"I'm black, so how do I do blackface?"
Quite easily, Estelle. Back in the oppressive day, black stage performers had no choice but to perform in blackface if they wanted to perform at all. It wasn't an option to cake on "black makeup" for fun or sport or to be freaky in the 1800's. The blackfaced coloreds cooned their way across the U.S. in minstrel shows for the entertainment of the white masses. Kinda like...oh, never mind.
Missy did the same thing [with her video] "She's a Bitch."
Oh did she now? Who prepped Estelle for this MTV interview because they did a very poor job if the best they could come up with was Missy's "She's a Bitch" as an
"I refuse to defend it, I didn't put any white ring around my mouth -- never that."
Sorry to break it to Estelle, but blackface with painted-on white lips was only one type of blackface. The practice started out with exaggerated red lips painted onto performer's faces who perfected the art of shucking, jiving and cooning. I fundamentally don't understand how this was even allowed to fly from the door. It was a horrendous look for Estelle. Point blank. Period.

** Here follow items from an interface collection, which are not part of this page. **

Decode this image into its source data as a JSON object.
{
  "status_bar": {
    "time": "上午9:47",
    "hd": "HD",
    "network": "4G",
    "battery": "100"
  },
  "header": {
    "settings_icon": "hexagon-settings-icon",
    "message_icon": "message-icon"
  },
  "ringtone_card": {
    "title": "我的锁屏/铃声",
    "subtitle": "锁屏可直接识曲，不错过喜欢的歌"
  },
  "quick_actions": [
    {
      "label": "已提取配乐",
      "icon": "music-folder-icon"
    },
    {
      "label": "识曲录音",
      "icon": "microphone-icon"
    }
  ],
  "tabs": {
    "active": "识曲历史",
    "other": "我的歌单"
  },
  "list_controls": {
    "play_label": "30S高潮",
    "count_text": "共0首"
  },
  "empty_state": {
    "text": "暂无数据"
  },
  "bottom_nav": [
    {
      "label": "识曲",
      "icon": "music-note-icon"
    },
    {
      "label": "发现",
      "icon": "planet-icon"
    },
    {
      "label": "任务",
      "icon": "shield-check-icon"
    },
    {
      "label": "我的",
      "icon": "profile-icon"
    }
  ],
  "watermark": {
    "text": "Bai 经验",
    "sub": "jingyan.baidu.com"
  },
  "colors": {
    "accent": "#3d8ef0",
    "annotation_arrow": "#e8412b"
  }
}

As if Estelle's comments weren't ridiculous enough, the video's director, Nabil Elderkin, had this to say in the same MTV piece:
"We are making a video about Estelle acting freaky and we're gonna do lots of things: turns, fingers, beauty looks, freaky looks, fast dancers, it's gonna be hot."Hot? More like a hot @#&!ing mess. I'm sorry, but there's nothing freaky, beautiful nor acceptable about blackface. It's a disturbing remnant of America's racist past that has no place in the present. But perhaps Australian Elderkin didn't realize that at the time, coming from where he does. The ignorance card could very well have been played again. It works every time.
No Black person in their right or left mind that I know--be they from the United States, Caribbean, Africa, Europe and all points in between--would rock blackface. It's right next to dressing up like Hitler in the big book of Shit You Just Don't Do. Estelle doesn't get a pass being from England, she should know better, especially since blackface was performed on British stages as well. If Estelle still wants to assert that all this blackface talk is "silly," then that's her prerogative. I'll just be sure to look out for that Ku Klux Klan-style hooded outifit in her next video and avoid it all costs.